Across the entries below, work out how many lines contain "Macintosh". Respond with the number and no other text.

[Data records for software interfaces]
******
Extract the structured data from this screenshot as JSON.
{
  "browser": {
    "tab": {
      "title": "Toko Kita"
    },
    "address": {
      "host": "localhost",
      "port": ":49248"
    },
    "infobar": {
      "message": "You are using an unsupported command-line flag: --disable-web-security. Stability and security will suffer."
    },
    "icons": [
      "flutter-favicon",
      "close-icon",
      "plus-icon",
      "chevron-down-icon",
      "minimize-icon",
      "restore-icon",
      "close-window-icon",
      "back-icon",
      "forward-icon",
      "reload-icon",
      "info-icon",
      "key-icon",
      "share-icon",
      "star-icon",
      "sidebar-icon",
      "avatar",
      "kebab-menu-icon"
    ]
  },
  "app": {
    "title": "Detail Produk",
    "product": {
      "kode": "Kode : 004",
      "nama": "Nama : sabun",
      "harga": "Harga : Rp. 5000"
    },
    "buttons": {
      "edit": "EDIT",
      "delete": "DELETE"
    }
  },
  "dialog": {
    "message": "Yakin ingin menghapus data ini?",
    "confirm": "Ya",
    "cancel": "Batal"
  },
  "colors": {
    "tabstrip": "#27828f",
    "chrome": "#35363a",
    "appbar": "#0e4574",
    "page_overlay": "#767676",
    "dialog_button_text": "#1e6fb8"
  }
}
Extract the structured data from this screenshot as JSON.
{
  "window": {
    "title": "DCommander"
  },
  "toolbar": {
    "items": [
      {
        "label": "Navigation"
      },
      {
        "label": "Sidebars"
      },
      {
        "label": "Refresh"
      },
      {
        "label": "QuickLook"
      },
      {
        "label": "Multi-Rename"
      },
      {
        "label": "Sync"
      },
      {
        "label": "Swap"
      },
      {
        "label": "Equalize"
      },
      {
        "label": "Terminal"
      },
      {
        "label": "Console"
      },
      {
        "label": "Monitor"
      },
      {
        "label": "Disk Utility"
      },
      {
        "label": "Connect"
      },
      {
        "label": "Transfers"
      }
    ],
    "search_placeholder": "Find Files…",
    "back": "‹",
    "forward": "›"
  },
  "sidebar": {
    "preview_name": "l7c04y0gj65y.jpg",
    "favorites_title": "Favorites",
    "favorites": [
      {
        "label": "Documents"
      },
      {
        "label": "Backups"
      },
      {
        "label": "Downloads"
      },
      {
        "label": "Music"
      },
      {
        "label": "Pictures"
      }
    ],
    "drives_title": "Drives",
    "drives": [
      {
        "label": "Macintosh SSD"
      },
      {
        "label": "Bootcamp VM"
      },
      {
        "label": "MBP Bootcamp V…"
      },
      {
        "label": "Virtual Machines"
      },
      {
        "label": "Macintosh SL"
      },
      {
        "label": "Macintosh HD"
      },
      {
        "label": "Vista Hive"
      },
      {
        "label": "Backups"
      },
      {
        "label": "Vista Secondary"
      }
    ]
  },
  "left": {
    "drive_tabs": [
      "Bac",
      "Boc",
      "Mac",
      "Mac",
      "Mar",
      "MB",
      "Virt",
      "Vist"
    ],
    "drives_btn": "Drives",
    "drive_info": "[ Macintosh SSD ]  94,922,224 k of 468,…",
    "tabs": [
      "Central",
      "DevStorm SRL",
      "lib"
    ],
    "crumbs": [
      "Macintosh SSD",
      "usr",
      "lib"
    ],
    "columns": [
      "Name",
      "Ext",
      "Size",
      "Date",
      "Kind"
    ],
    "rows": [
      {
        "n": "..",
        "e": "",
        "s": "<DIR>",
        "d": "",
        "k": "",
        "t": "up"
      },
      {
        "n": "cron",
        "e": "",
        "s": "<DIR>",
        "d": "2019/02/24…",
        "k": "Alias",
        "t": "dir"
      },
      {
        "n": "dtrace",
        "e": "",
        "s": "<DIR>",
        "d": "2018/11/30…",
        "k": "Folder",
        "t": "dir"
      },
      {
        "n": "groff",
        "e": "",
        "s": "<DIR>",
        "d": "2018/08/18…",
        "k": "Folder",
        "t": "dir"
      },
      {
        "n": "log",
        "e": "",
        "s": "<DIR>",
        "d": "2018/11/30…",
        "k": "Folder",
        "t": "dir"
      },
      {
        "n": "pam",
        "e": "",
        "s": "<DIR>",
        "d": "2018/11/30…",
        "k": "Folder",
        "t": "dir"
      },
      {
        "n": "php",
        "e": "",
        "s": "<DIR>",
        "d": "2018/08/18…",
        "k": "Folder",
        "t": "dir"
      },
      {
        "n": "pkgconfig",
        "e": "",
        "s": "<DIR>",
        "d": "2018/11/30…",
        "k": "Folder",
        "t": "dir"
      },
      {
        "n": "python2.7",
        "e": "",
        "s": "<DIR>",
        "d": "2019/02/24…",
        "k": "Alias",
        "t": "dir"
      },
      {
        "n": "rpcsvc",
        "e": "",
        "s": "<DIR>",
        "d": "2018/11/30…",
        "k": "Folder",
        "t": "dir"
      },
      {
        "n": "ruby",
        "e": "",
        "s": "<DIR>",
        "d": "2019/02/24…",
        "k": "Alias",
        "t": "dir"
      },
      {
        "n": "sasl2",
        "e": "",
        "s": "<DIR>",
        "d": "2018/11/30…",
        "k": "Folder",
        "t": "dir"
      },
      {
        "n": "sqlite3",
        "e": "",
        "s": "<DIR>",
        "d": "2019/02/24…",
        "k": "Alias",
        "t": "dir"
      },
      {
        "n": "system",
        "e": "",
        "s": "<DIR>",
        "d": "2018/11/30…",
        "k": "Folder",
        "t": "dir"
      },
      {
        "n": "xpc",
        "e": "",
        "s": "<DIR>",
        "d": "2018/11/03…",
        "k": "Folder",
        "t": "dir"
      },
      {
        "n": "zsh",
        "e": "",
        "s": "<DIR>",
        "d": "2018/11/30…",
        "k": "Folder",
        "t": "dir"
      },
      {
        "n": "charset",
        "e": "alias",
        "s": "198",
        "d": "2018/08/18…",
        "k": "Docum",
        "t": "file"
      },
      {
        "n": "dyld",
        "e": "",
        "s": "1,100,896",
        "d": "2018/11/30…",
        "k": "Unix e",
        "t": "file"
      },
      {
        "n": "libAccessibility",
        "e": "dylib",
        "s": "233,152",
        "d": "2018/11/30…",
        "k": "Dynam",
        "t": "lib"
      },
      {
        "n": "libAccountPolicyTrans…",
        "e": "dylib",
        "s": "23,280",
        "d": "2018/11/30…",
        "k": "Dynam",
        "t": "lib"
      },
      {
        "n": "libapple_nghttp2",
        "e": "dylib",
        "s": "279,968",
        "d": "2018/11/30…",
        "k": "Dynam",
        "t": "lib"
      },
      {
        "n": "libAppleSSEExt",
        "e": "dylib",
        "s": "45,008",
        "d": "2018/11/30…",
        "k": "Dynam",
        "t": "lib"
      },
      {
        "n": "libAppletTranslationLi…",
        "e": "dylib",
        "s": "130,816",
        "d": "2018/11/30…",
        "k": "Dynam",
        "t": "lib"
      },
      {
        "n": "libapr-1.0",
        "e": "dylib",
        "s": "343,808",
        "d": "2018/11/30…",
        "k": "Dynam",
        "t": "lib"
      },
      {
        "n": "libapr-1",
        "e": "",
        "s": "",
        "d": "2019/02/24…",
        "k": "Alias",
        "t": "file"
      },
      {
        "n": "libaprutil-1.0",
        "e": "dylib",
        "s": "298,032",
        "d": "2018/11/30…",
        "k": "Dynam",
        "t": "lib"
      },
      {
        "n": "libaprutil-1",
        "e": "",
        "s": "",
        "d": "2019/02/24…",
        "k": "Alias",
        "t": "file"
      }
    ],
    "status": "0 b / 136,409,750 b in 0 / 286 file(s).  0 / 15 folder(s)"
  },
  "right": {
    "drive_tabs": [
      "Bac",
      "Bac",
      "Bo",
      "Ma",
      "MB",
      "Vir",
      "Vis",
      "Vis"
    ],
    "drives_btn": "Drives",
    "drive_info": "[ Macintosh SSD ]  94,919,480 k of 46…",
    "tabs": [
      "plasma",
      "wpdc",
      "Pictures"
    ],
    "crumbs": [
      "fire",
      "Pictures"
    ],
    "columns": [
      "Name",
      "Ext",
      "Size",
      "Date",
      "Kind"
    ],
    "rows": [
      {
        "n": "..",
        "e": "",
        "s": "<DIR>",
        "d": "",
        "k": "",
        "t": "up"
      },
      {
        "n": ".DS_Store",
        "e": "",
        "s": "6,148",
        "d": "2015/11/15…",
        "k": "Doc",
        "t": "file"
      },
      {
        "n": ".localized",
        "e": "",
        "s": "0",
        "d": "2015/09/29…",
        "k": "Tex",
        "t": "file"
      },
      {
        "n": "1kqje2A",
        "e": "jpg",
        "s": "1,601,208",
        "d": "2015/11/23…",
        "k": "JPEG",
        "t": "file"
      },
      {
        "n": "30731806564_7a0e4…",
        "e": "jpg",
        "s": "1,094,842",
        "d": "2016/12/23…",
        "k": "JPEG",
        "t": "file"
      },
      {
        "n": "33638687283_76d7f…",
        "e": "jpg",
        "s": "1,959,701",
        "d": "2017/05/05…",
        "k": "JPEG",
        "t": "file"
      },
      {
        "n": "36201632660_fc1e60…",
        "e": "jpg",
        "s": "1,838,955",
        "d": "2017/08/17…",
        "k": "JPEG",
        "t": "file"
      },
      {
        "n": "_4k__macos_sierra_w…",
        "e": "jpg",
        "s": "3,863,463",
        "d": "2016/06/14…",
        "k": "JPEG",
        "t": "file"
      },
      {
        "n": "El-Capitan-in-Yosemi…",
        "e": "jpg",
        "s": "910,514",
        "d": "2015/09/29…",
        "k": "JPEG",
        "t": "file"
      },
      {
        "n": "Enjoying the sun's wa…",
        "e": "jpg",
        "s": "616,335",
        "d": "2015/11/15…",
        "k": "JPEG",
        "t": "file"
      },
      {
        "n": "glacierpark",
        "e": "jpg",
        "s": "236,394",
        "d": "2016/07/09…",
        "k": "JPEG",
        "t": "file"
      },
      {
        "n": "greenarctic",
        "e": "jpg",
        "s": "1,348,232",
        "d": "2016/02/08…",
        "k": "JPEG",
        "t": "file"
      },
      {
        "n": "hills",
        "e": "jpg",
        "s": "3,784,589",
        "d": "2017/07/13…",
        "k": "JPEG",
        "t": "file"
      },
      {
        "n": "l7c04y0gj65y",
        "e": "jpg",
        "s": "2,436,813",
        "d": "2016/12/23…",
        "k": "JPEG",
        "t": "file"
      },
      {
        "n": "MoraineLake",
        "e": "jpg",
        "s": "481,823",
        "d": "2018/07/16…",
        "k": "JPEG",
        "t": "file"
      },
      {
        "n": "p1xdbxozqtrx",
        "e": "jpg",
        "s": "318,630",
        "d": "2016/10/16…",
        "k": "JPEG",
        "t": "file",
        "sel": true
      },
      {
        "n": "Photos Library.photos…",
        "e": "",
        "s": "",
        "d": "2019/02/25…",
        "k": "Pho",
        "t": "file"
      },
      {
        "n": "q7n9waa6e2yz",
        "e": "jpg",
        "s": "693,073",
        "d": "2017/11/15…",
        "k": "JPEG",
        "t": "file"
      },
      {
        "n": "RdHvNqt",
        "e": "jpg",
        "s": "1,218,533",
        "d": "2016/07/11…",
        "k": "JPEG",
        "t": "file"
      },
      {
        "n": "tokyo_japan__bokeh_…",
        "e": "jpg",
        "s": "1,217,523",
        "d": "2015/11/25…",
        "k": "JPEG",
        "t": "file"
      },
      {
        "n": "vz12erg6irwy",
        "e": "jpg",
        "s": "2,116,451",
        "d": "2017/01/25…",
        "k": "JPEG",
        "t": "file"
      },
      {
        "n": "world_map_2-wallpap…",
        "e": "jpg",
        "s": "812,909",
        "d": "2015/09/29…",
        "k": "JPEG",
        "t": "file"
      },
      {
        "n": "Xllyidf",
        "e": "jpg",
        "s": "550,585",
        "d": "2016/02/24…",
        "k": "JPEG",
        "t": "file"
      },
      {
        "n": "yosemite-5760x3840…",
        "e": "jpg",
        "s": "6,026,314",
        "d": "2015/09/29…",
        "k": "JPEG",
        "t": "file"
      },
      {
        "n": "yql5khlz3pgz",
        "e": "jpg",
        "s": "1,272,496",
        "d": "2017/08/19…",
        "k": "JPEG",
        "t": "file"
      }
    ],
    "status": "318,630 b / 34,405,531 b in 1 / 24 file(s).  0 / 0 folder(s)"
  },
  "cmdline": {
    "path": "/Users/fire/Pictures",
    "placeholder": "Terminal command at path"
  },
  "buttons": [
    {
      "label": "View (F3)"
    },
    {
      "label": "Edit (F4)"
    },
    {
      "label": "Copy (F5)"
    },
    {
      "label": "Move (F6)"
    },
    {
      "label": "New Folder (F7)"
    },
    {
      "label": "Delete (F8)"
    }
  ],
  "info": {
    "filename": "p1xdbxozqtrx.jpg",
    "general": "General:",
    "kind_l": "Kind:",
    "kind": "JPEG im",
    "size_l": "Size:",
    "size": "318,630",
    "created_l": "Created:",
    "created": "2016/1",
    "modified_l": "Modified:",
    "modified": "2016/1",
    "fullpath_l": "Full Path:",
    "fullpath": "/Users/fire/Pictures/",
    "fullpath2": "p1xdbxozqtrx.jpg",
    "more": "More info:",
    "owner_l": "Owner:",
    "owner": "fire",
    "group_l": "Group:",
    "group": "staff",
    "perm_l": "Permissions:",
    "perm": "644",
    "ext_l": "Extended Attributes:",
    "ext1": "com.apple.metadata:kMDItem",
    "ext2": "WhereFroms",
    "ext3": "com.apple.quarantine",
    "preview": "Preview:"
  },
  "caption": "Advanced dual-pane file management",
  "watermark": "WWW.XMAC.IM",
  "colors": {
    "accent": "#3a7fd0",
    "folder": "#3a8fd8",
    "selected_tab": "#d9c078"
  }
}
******
== Answer section ==
6